When I saw this recipe in the New York Times (recipe by Mark Bittman), I knew it would work beautifully with what I’d planned to serve for Super Bowl Sunday: Cajun Jambalaya.
Bittman said it was lighter gumbo, and the seafood was scallops, rather than the shell fish and bivalves I’d seen in other recipes. The only place I wondered about was where he said to cook the roux, stirring constantly, until it darkened. Really? How dark? Chocolate brown? Mud-colored? In the end, I went with his timer advice, cooking and stirring for about 15 minutes. It did darken (see photos below), but I’ll never know if it was dark enough.
The gumbo was a lighter version of a soup, flavorful, a bit spicy (but not uncomfortable) and I actually liked dumping spoonfuls of the Cajun Jamalaya into the soup, enjoying the rice, shrimp, chicken and sausauge all together in my bowl. It’s a fine gumbo on its own.
My advice? Prep all the ingredients before you start, because you are stirring the roux and won’t have time to stop and chop.
This is the prep for both dishes, the gumbo and the jamalaya.
1/4 cup olive oil
2 tablespoons butter
1/3 cup flour
1 onion, chopped
1 green bell pepper, chopped
2 celery stalks, chopped
2 tablespoons minced garlic
Salt and black pepper
2 to 3 cups vegetable or chicken stock, or water
2 cups chopped tomatoes with their juice (canned are fine)
1 tablespoon fresh thyme, or 1 teaspoon dried
1 tablespoon fresh oregano, or 1 teaspoon dried
2 bay leaves
Cayenne to taste
1 pound scallops
Chopped fresh parsley, for garnish.
1. Put oil and butter in a large pot or Dutch oven over medium-low heat. When butter is melted, add flour and cook, stirring almost constantly, until roux darkens and becomes fragrant, about 15 to 20 minutes; as it cooks, adjust heat as necessary to keep mixture from burning.

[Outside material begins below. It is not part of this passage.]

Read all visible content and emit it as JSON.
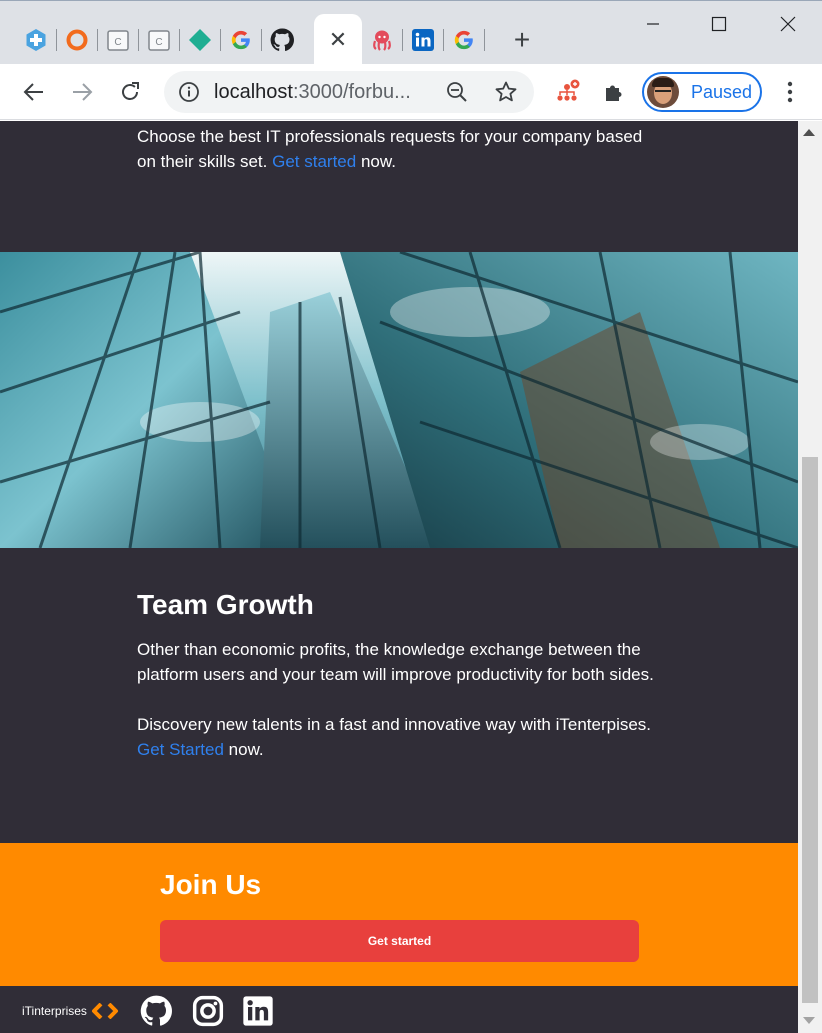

These are the stages of the roux as it darkened over 15 minutes. I dumped in the vegetables when it was mud-colored.
2. Stir in the stock, tomatoes, thyme, oregano, bay leaves and cayenne. Cover, bring to a boil, then reduce heat so soup bubbles steadily. Cook for about 20 minutes or until flavors meld. Add scallops and cook until they are no longer translucent, about 2 minutes. Remove bay leaves. Taste, adjust seasoning and serve, garnished with parsley.